Alibaba Cuts Sales Outlook as U.S.-China Tensions Hurt Economy
Alibaba trimmed its annual revenue forecast after quarterly sales missed estimates, underscoring the extent to which escalating tensions with the U.S. are hurting the Chinese economy, according to Bloomberg.
For the fiscal year ending March, the company is now predicting revenue of 375 billion yuan ($54.5 billion) to 383 billion yuan, equating to growth of as much as 53 percent versus the 60 percent it guided towards previously. Second-quarter sales came in 1.6 percent below analysts’ estimates.
Revenue at China’s biggest e-commerce company rose 54 percent to 85.15 billion yuan in the three months ended September. That compares with the 86.5 billion-yuan average of estimates compiled by Bloomberg. Adjusted earnings-per-share came to 9.60 yuan, compared with estimates for 7.43 yuan.
While the U.S. and China appear willing to discuss a deal of some sort, Alibaba co-founder Jack Ma has warned of longer-term conflict between the world’s two largest economies. The trade war is starting to hurt the Asian nation, depressing the consumer spending that the online giant relies on to drive much of its growth. Domestically, it’s grappling with a migration of smaller merchants to cheaper platforms such as JD and Pinduoduo, both backed by Tencent.
Heightening the uncertainty, Chinese regulators are clamping down on the country’s internet sector, reining in everything from gaming apps and travel sites to ride-hailing. That’s exacerbating already slowing growth in Alibaba’s business. The Hangzhou-based company is trying to counter that by stepping up its marketing services and investing in its own grocery stores and delivery to boost sales.

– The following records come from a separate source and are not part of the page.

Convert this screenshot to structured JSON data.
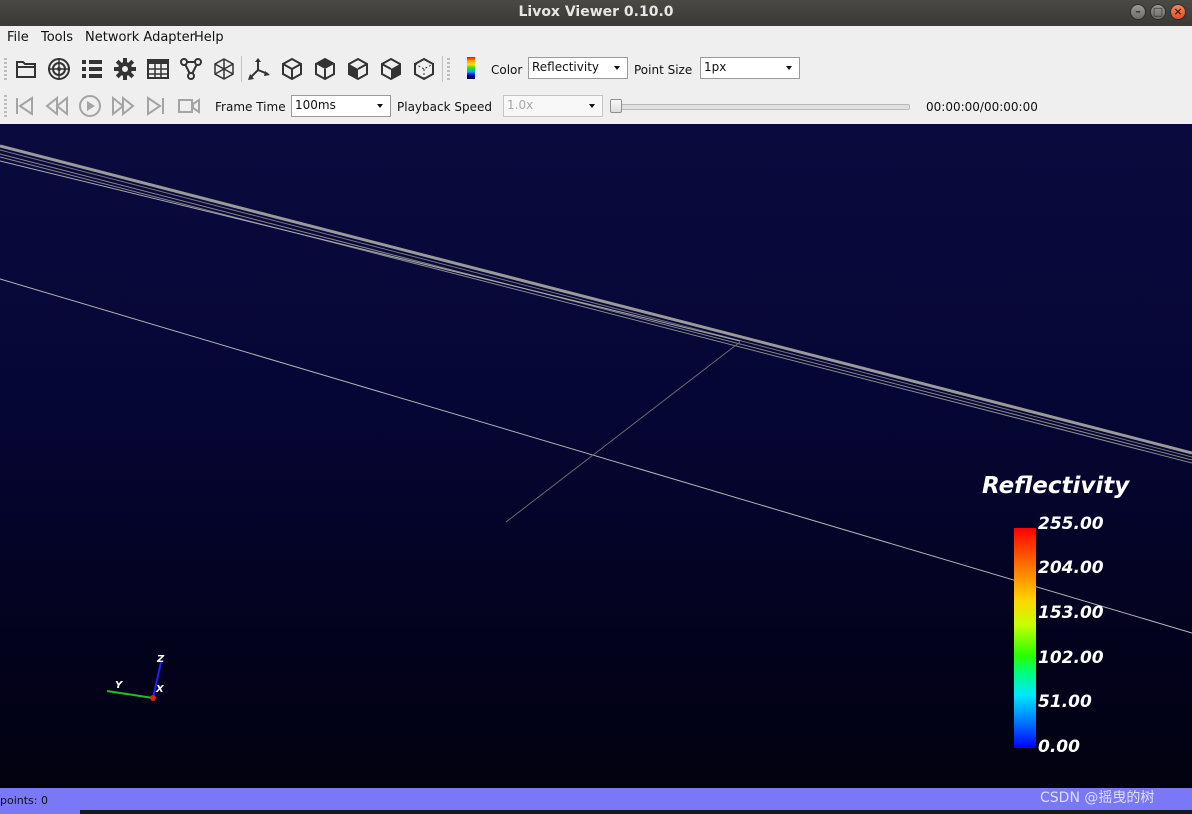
{
  "window": {
    "title": "Livox Viewer 0.10.0"
  },
  "menu": {
    "items": [
      "File",
      "Tools",
      "Network Adapter",
      "Help"
    ]
  },
  "toolbar": {
    "icons": [
      "open-folder-icon",
      "radar-icon",
      "list-icon",
      "gear-icon",
      "table-icon",
      "graph-nodes-icon",
      "wireframe-cube-icon",
      "axes-icon",
      "cube-front-icon",
      "cube-top-icon",
      "cube-left-icon",
      "cube-right-icon",
      "cube-back-icon"
    ],
    "color_label": "Color",
    "color_value": "Reflectivity",
    "point_size_label": "Point Size",
    "point_size_value": "1px"
  },
  "playback": {
    "frame_time_label": "Frame Time",
    "frame_time_value": "100ms",
    "speed_label": "Playback Speed",
    "speed_value": "1.0x",
    "progress": 0,
    "time_display": "00:00:00/00:00:00"
  },
  "legend": {
    "title": "Reflectivity",
    "ticks": [
      "255.00",
      "204.00",
      "153.00",
      "102.00",
      "51.00",
      "0.00"
    ]
  },
  "axes": {
    "z": "Z",
    "y": "Y",
    "x": "X"
  },
  "status": {
    "text": "points: 0"
  },
  "watermark": "CSDN @摇曳的树"
}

The reduced forecast comes as Alibaba ramps up for its annual Singles’ Day shopping festival, a litmus test of not just the company’s health but also China’s overall consumption. Chinese online retail sales growth is already slowing, to 24 percent in the third quarter from 36 percent in the second.